luminosity/classify_metrics iterates through all the metrics (once every 4 hours)
and runs LevelShiftAD and PersistAD algorithms against the previous 7 days of
data for the metric and identifies any significant level shifts. Both algorithms
are configured with
c=9.9 to ensure as few false positives as possible.
PersistAD is evaluated if LevelShiftAD triggers and a significant
level shift will only be identified if both LevelShiftAD anomalies and
PersistAD anomalies align, this identifies a true persisted level shift was
experienced. When first enabled luminosity/classify_metrics checks each 7 day
window in the last 6 months of data for each metric, to identify if any historic
level shifts were experienced. Thereafter each metric will only have the last 7
day window checked per 4 hours. Once a metric has been identified as level
shift metric, the level shift classification will not been run again. This is
also true if the metric is in a known or configured namespace.
The purpose of identifying metrics that can experience genuine level shifts, is to feed them back into custom_algorithms/adtk_level_shift for level shift analysis at runtime. There are certain types of metrics that could level shift without the bounds of the three-sigma based analysis and not trigger as anomalous or another custom_algorithm may not trigger them as anomalous, but these level shifts are important and should be alerted on with some metrics. Identifying with metrics or namespaces that can experience significant level shifts is useful to identify and automatically add them to the metrics on which to run custom_algorithms/adtk_level_shift on.
Luminosity as a replacement for Kale Oculus¶
Luminosity is the beginning of an attempt to implement a pure Python replacement for the Oculus anomaly correlation component of the Etsy Kale stack.

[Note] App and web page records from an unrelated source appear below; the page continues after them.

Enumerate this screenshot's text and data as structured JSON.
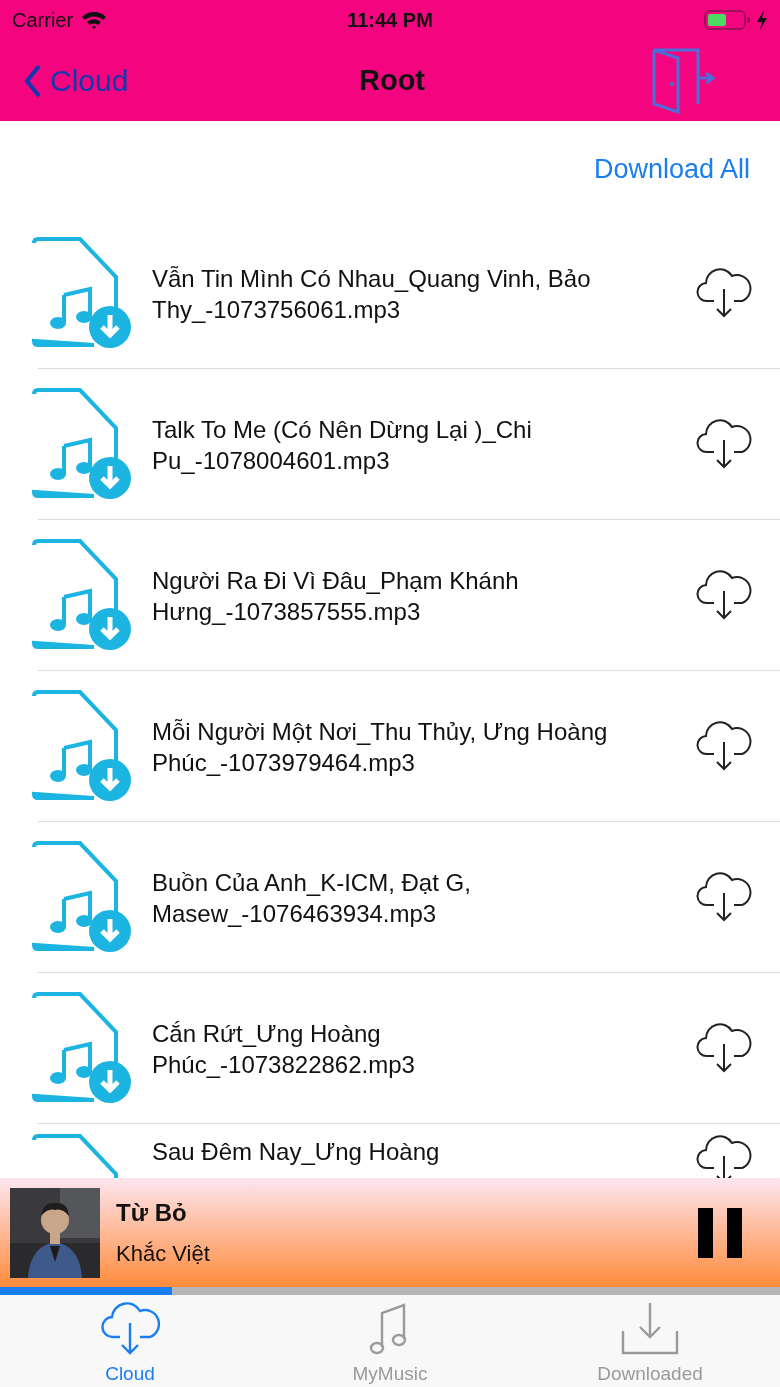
{
  "status_bar": {
    "carrier": "Carrier",
    "time": "11:44 PM"
  },
  "nav": {
    "back": "Cloud",
    "title": "Root"
  },
  "download_all": "Download All",
  "files": [
    {
      "name": "Vẫn Tin Mình Có Nhau_Quang Vinh, Bảo Thy_-1073756061.mp3"
    },
    {
      "name": "Talk To Me (Có Nên Dừng Lại )_Chi Pu_-1078004601.mp3"
    },
    {
      "name": "Người Ra Đi Vì Đâu_Phạm Khánh Hưng_-1073857555.mp3"
    },
    {
      "name": "Mỗi Người Một Nơi_Thu Thủy, Ưng Hoàng Phúc_-1073979464.mp3"
    },
    {
      "name": "Buồn Của Anh_K-ICM, Đạt G, Masew_-1076463934.mp3"
    },
    {
      "name": "Cắn Rứt_Ưng Hoàng Phúc_-1073822862.mp3"
    },
    {
      "name": "Sau Đêm Nay_Ưng Hoàng"
    }
  ],
  "player": {
    "title": "Từ Bỏ",
    "artist": "Khắc Việt",
    "playing": true,
    "level": 0.22
  },
  "tabs": [
    {
      "label": "Cloud",
      "selected": true
    },
    {
      "label": "MyMusic",
      "selected": false
    },
    {
      "label": "Downloaded",
      "selected": false
    }
  ]
}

Oculus was not moved forward with Skyline in this version of Skyline for a number of reasons, those mainly being Ruby, Java and Elasticsearch. Luminosity is not about being better than Oculus, Oculus was very good, it is about adding additional information about anomalies and metrics.

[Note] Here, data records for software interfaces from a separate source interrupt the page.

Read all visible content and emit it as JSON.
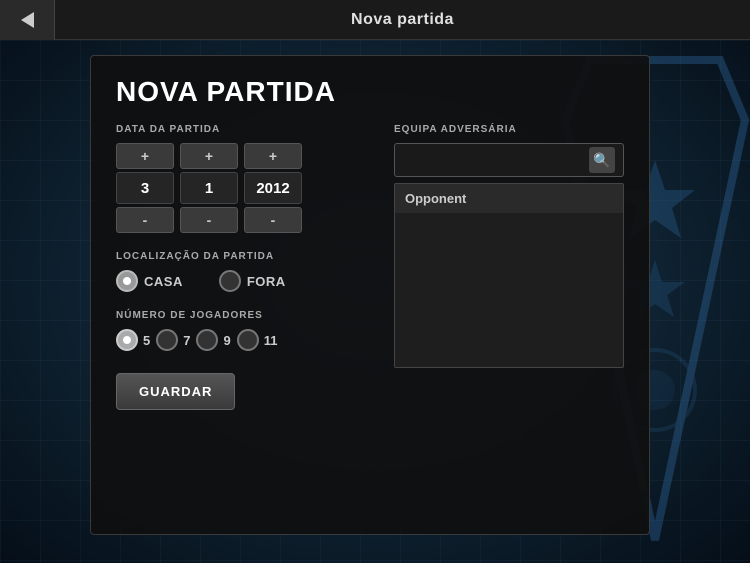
{
  "topbar": {
    "title": "Nova partida",
    "back_label": "back"
  },
  "card": {
    "title": "NOVA PARTIDA",
    "date_section": {
      "label": "DATA DA PARTIDA",
      "day": {
        "value": "3",
        "increment": "+",
        "decrement": "-"
      },
      "month": {
        "value": "1",
        "increment": "+",
        "decrement": "-"
      },
      "year": {
        "value": "2012",
        "increment": "+",
        "decrement": "-"
      }
    },
    "location_section": {
      "label": "LOCALIZAÇÃO DA PARTIDA",
      "options": [
        {
          "id": "casa",
          "label": "CASA",
          "selected": true
        },
        {
          "id": "fora",
          "label": "FORA",
          "selected": false
        }
      ]
    },
    "players_section": {
      "label": "NÚMERO DE JOGADORES",
      "options": [
        {
          "value": "5",
          "selected": true
        },
        {
          "value": "7",
          "selected": false
        },
        {
          "value": "9",
          "selected": false
        },
        {
          "value": "11",
          "selected": false
        }
      ]
    },
    "save_button": "GUARDAR",
    "opponent_section": {
      "label": "EQUIPA ADVERSÁRIA",
      "search_placeholder": "",
      "result_header": "Opponent"
    }
  }
}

Luminosity uses some of the functionality of Linkedin’s luminol Anomaly Detection and Correlation library to add this near real time correlation back into Skyline.
Luminosity is different to Oculus in a number of ways, however it does provide similar information.
Differences between Oculus and Luminosity¶
Oculus had a very large architectural footprint. Luminosity runs in parallel to all the other Skyline apps on the same Skyline commodity machine, with very little overhead.
Oculus used a very novel technique to do similarity search in time series using a Shape Description Alphabet: 1. Map line segments to tokens based on gradient. a b c d e 2. Index tokens with Elasticsearch. 3. Search for similar subsequences using sloppy phrase queries. Then search these candidates exhaustively, using Fast Dynamic Time Warping. Oculus had a searchable frontend UI.
Luminosity uses the Linkedin luminol.correlator to determine the cross correlation coefficients of each metric pulling the data directly from Redis only when an anomaly alert is triggered. The resulting cross correlated metrics and their results are then recorded in the Skyline MySQL database and related to the anomaly. Viewable via the Ionosphere and Luminosity UI pages.
Luminosity has the advantage over Oculus of storing the history of metrics, anomalies and their correlations. This gives Skyline a near real time root cause analysis component and over time enables Skyline to determine and report the most strongly correlated metrics.
luminol.correlate is based on http://paulbourke.net/miscellaneous/correlate/ and for the purposes of understanding the luminol.correlate, a pure Python implementation of the Paul Bourke method was implemented and verified with the results of the luminol.correlate.
Running Luminosity on multiple, distributed Skyline instances¶
Please see Running multiple Skyline instances